[Stored entries]

******

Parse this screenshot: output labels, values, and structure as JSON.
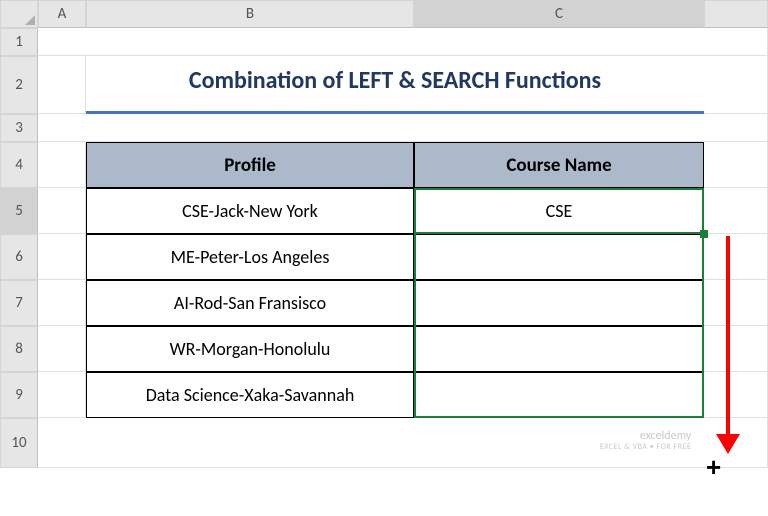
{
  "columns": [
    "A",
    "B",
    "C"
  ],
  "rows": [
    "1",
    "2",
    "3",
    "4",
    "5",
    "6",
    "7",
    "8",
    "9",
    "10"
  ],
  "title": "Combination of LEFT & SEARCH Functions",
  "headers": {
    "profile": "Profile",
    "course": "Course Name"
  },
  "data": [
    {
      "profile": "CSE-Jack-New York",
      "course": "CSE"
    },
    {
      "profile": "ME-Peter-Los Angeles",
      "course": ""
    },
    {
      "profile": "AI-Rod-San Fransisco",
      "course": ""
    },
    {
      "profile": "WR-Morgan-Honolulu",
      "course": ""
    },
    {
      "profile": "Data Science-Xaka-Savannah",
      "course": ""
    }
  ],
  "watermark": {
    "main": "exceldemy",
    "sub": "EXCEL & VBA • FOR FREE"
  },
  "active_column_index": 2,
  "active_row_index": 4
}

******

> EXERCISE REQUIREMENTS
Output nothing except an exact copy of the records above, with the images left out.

> YOUR RESPONSE
Parse this screenshot: output labels, values, and structure as JSON.
{
  "columns": [
    "A",
    "B",
    "C"
  ],
  "rows": [
    "1",
    "2",
    "3",
    "4",
    "5",
    "6",
    "7",
    "8",
    "9",
    "10"
  ],
  "title": "Combination of LEFT & SEARCH Functions",
  "headers": {
    "profile": "Profile",
    "course": "Course Name"
  },
  "data": [
    {
      "profile": "CSE-Jack-New York",
      "course": "CSE"
    },
    {
      "profile": "ME-Peter-Los Angeles",
      "course": ""
    },
    {
      "profile": "AI-Rod-San Fransisco",
      "course": ""
    },
    {
      "profile": "WR-Morgan-Honolulu",
      "course": ""
    },
    {
      "profile": "Data Science-Xaka-Savannah",
      "course": ""
    }
  ],
  "watermark": {
    "main": "exceldemy",
    "sub": "EXCEL & VBA • FOR FREE"
  },
  "active_column_index": 2,
  "active_row_index": 4
}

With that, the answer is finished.